French special forces, as part of the ongoing Operation Barkhane, carried out a raid in northern Mali over the weekend, targeting the jihadist group al-Murabitoon. According to the French Ministry of Defense, the raid "neutralized 10 terrorists"—with "neutralized" usually serving as a euphemism for killed. The town of Menaka, in the Gao region, was taken over by the Movement for Oneness and Jihad in West Africa (MUJAO) in 2012, which is now said to be one of al-Murabitoon's constituent groups. MUJAO was driven from Gao in the 2013 French intervention but has continued to wage an insurgency in the region. In April, al-Murabitoon launched a suicide assault on the nearby town of Ansongo, killing three civilians and wounding 16 others including nine Nigerien peacekeepers. (Long War Journal, Dec. 23)
Ahmad al-Mahdi al-Faqi AKA Abu Tourab, a former member of militant group Ansar Dine, was turned over to the International Criminal Court at The Hague by authorities in Niger Sept. 26, accused of war crimes allegedly committed in Timbuktu, Mali, including destruction of religious and historical monuments. He is charged in the destruction of nine mausoleums and a mosque in the historic city in 2012, when an alliance of jihadist militias including Ansar Dine was in control of northern Mali. The entire city of Timbuktu, known as the "City of 333 Saints," is a UNESCO-listed world heritage site. El-Boukhari Ben Essayouti, head of the Timbuktu Cultural Mission, said that al-Mahdi was but one militant who took part in the destruction, and called for his accomplices to be similarly brought to justice. (AFP, BBC News, AP, ICC press release, Sept. 26)
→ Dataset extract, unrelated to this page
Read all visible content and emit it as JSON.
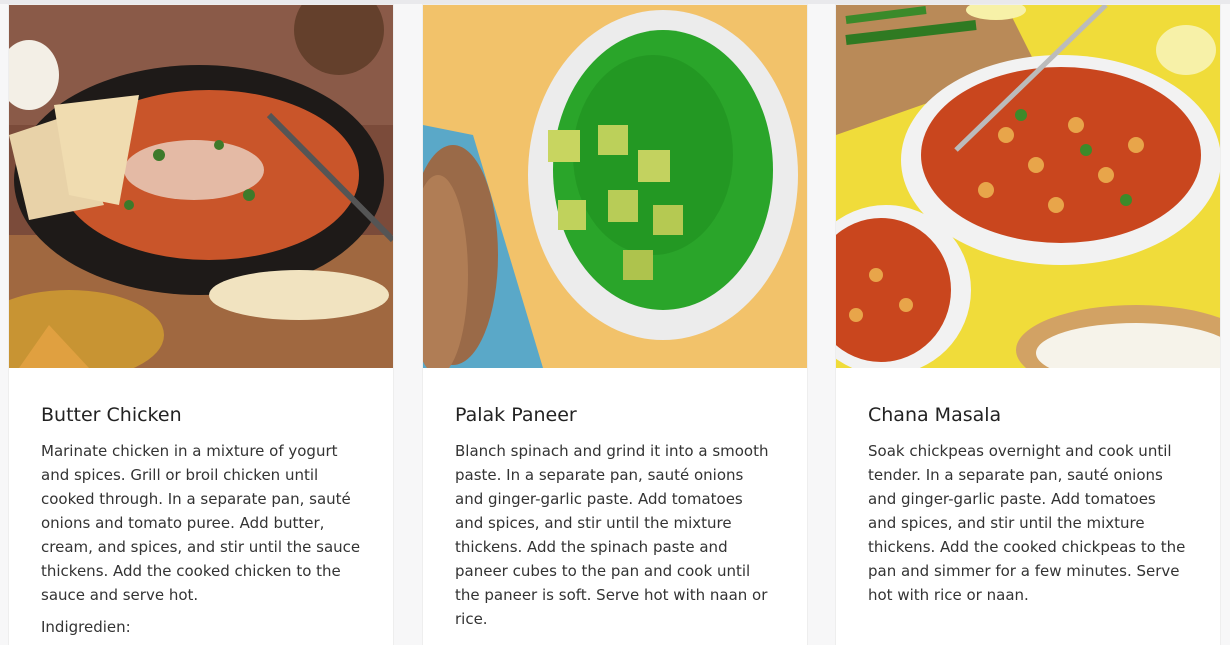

Fighting erupted Aug. 15 between Tuareg militias in northern Mali's Kidal region, breaking the ceasefire and threatening peace talks scheduled to resume this week in neighboring Niger. The clashes at Touzek Oued, southeast of Kidal town, pitted rebels under the banner of the Coordination of Azawad Movements (CMA) against the pro-government Platform coalition, which includes the GATIA militia. GATIA leader Fahad ag-Almahamoud claimed his forces had killed some 20 CMA fighters, including rebel leaders. This was denied by CMA representative Almou ag-Mohamed, who said the Platform forces lost many fighters while his forces had lost two, one of whom was probably captured. He added: "Platform wants to sow disorder." Both sides are blaming each other for starting the clashes. The government said it will establish a 20-kilometer "security zone" around Kidal. The CMA, which has been holding out for greater autonomy over the Tuareg region, has still not confirmed that it will attend the new round of peace talks. (AFP, Reuters, UN News Centre, Aug. 17)
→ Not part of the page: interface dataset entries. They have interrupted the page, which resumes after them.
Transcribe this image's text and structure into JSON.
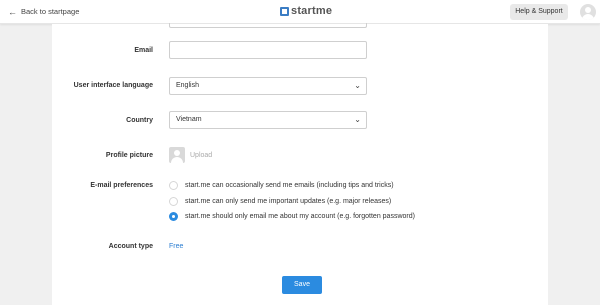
{
  "header": {
    "back_label": "Back to startpage",
    "logo_text": "startme",
    "help_label": "Help & Support"
  },
  "form": {
    "email": {
      "label": "Email",
      "value": ""
    },
    "language": {
      "label": "User interface language",
      "value": "English"
    },
    "country": {
      "label": "Country",
      "value": "Vietnam"
    },
    "profile_picture": {
      "label": "Profile picture",
      "upload_label": "Upload"
    },
    "email_preferences": {
      "label": "E-mail preferences",
      "options": [
        {
          "label": "start.me can occasionally send me emails (including tips and tricks)",
          "selected": false
        },
        {
          "label": "start.me can only send me important updates (e.g. major releases)",
          "selected": false
        },
        {
          "label": "start.me should only email me about my account (e.g. forgotten password)",
          "selected": true
        }
      ]
    },
    "account_type": {
      "label": "Account type",
      "value": "Free"
    },
    "save_label": "Save"
  },
  "colors": {
    "accent": "#2b8be0",
    "link": "#2b7dd1",
    "background": "#f0f0f0"
  },
  "icons": [
    "arrow-left-icon",
    "startme-logo-icon",
    "user-avatar-icon",
    "chevron-down-icon",
    "profile-placeholder-icon"
  ]
}
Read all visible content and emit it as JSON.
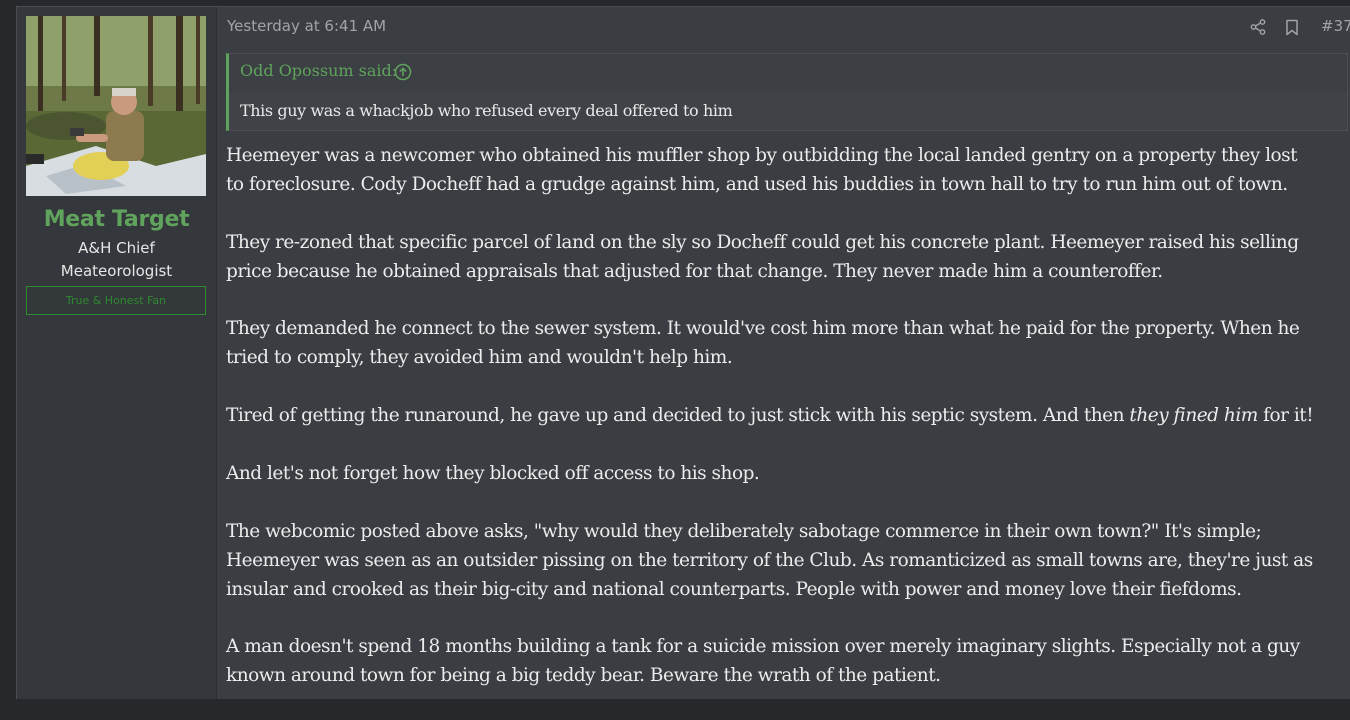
{
  "post": {
    "timestamp": "Yesterday at 6:41 AM",
    "post_number": "#37",
    "icons": {
      "share": "share-icon",
      "bookmark": "bookmark-icon",
      "quote_jump": "arrow-up-circle-icon"
    }
  },
  "user": {
    "name": "Meat Target",
    "title_line1": "A&H Chief",
    "title_line2": "Meateorologist",
    "banner": "True & Honest Fan",
    "name_color": "#5fa35c",
    "banner_color": "#2d8a2d"
  },
  "quote": {
    "author": "Odd Opossum said:",
    "text": "This guy was a whackjob who refused every deal offered to him"
  },
  "body": {
    "p1": [
      "Heemeyer was a newcomer who obtained his muffler shop by outbidding the local landed gentry on a property they lost",
      "to foreclosure. Cody Docheff had a grudge against him, and used his buddies in town hall to try to run him out of town."
    ],
    "p2": [
      "They re-zoned that specific parcel of land on the sly so Docheff could get his concrete plant. Heemeyer raised his selling",
      "price because he obtained appraisals that adjusted for that change. They never made him a counteroffer."
    ],
    "p3": [
      "They demanded he connect to the sewer system. It would've cost him more than what he paid for the property. When he",
      "tried to comply, they avoided him and wouldn't help him."
    ],
    "p4": {
      "before": "Tired of getting the runaround, he gave up and decided to just stick with his septic system. And then ",
      "emphasis": "they fined him",
      "after": " for it!"
    },
    "p5": "And let's not forget how they blocked off access to his shop.",
    "p6": [
      "The webcomic posted above asks, \"why would they deliberately sabotage commerce in their own town?\" It's simple;",
      "Heemeyer was seen as an outsider pissing on the territory of the Club. As romanticized as small towns are, they're just as",
      "insular and crooked as their big-city and national counterparts. People with power and money love their fiefdoms."
    ],
    "p7": [
      "A man doesn't spend 18 months building a tank for a suicide mission over merely imaginary slights. Especially not a guy",
      "known around town for being a big teddy bear. Beware the wrath of the patient."
    ]
  }
}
Mali's government is boasting a deal with Tuareg leaders signed May 15 in the capital Bamako that grants autonomous powers to the northern homeland of Azawad. But the "Algiers Accord"—named for Algeria-brokered negotiations—was not signed by the main rebel factions. Two leaders of the Coordination of Azawad Movements (CMA) signed, but not the body as a whole. The pro-Bamako militia known as the Tuareg Self-Defense Group of Imghad and Allies (GATIA) also signed. But the National Movement for the Liberation of Azawad (MNLA) and allied High Council for the Unity of Azawad boycotted the ceremony. Also absent were the Arab Movement of Azawad (MAA), Coordination for the People of Azawad (CPA), and Coordination of Movements and Fronts of Patriotic Resistance (CM-SAF).